First Drive: 2018 Toyota Rush

Remember the Daihatsu Terios? It was loved by many for its simple but cheeky nature and its affordability. Sadly it disappeared when Daihatsu left SA a few years ago, but now it’s back. However, it is not back wearing a Daihatsu badge, but it’s a Toyota logo that adorns the grille.

It also looks very different to the Terios we always knew, with looks that share similarities with the Toyota Fortuner and the Avanza. Badged as the Rush, it is Toyota’s latest offering in the budget SUV segment, with pricing starting at R299 900.

No doubt Toyota has rushed the model in ahead of the arrival of the new version of the popular Ford EcoSport later in July. Both are five-seater models, although Toyota missed a trick here because it could have brought in the seven-seater Rush that is available in Asia. Instead, the Rush is a five-seater with a huge boot of 609-litres, way more than that of the Ford.

The styling is certainly more distinctive than the Terios ever was. It has Fortuner-style angles, particularly at the front where there are also LED headlights and plenty of brushed aluminium and black plastic cladding. The side profile echoes the Avanza in a number of respects while the rear looks modern and uncluttered.

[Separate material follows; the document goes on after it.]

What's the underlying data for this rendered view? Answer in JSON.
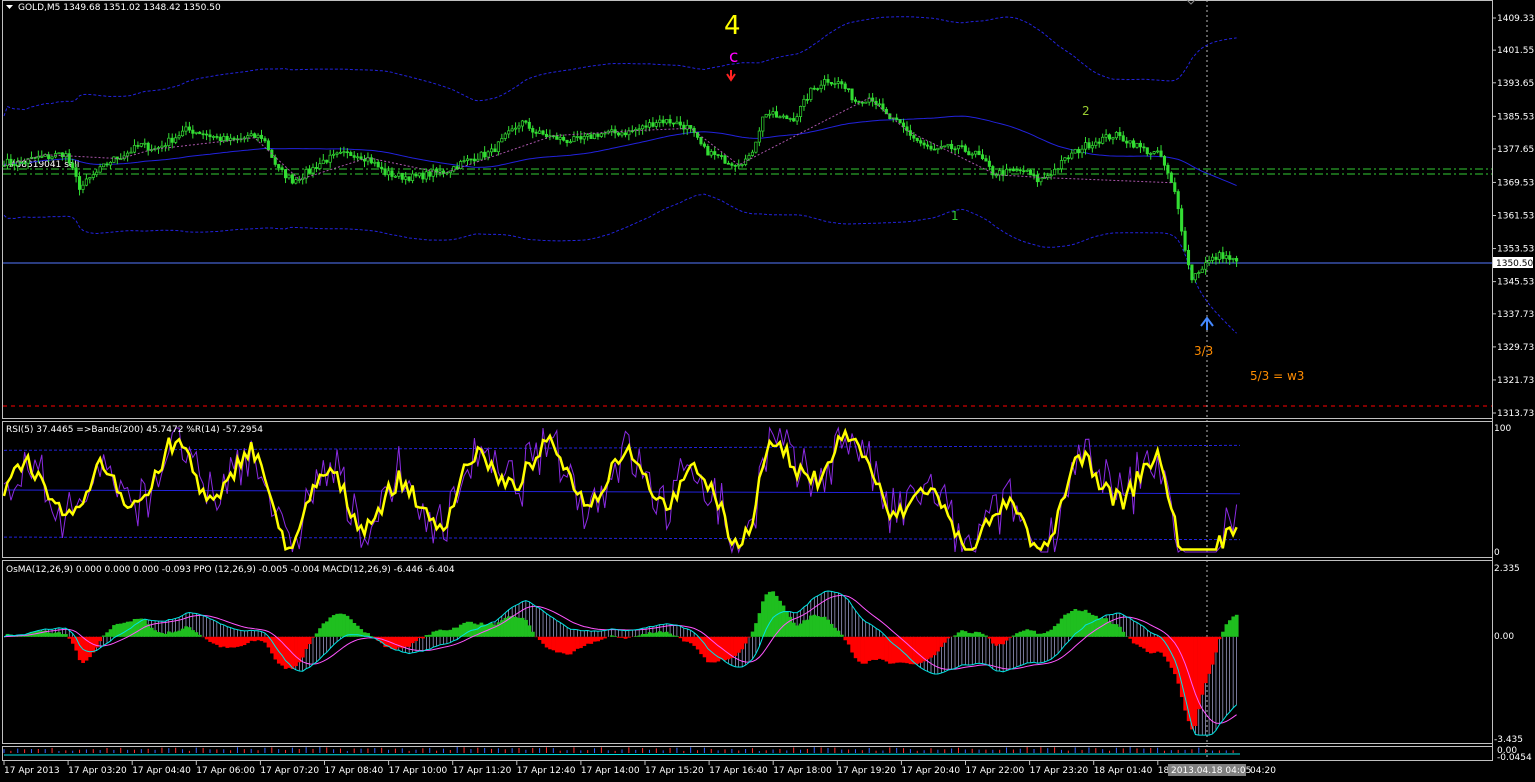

Inside you get cloth seats, what appears to be a well-designed dash and a touchscreen infotainment system that even has Bluetooth connectivity as well as Apple CarPlay and Android Auto compatibility. The three-spoke steering wheel only has tilt adjustment and there is a simple and straightforward instrument cluster.

The interior also features plenty of storage spots, including door pocket space for bottles, and two 12V outlets.

Safety systems include vehicle stability control, ABS brakes and hill assist control. There are also six airbags, an alarm as well as an immobiliser.

In addition, the Rush even has a reverse camera and park distance control.

Power comes from a traditional 1.5-litre petrol motor developing 77kW at 6 000rpm and 136Nm of torque at 4 200rpm. Transmission options include either a five-speed manual or a four-speed automatic.

Toyota is claiming an average fuel consumption figure of 6.6l/100km for the manual and 6.7l/100km for the auto.

Unlike the Terios, the Rush is not engineered to tackle anything other than a gravel road. It does have 220mm of ride height and even features a wading depth of 600mm but there is no all-wheel drive, with power going only to the rear wheels.

Toyota says it is targeting millennials who are typically into styling and gadgets, hence the raised ride height and smartphone connectivity. No doubt, many will rush to their dealerships to get their hands on one. – Mark Smyth